__Task to complete__: What is the number of lines in the listing below that contain the string "Absenderdaten"? Give that number only.

*** Opening of Extracted material ***

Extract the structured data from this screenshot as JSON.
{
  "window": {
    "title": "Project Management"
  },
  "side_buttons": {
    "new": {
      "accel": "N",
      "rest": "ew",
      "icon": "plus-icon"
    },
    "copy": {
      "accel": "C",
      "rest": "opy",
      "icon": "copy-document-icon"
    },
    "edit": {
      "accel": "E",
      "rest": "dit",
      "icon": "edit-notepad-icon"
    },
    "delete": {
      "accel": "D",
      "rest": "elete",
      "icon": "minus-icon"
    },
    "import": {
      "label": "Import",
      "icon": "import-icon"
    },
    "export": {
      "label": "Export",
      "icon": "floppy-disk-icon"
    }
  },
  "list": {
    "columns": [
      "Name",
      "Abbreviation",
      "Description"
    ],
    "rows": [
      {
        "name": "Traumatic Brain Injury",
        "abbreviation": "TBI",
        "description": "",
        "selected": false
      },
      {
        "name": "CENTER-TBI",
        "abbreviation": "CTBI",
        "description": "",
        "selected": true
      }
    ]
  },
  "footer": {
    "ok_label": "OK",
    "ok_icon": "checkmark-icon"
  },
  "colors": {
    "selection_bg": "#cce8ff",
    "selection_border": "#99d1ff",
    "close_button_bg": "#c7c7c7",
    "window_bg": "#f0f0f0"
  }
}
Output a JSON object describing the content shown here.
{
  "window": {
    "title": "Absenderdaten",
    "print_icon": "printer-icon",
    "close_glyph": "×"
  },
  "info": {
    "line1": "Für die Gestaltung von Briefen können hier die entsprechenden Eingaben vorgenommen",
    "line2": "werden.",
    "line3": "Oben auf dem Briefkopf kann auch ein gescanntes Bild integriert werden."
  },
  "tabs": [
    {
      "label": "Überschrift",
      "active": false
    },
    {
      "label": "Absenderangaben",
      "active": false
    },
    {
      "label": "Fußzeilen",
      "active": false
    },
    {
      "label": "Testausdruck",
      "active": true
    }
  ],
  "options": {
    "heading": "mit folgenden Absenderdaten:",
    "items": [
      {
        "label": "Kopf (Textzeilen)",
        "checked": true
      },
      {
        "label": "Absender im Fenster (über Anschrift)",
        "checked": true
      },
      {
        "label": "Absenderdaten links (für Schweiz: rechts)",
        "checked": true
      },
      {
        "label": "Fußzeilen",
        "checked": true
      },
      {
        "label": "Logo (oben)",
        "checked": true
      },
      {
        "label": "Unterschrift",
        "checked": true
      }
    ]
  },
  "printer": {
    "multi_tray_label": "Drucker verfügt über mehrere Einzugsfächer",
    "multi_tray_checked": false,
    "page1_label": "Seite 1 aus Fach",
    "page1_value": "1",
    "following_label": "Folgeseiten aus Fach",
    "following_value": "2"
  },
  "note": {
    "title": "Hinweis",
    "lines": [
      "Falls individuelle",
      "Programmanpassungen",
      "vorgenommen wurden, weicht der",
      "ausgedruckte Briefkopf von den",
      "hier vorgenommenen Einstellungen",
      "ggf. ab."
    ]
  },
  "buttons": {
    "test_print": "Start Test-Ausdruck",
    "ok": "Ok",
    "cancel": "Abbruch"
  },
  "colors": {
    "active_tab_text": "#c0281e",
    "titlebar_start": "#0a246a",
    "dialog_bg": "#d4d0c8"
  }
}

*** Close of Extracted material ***

__Reply__: 3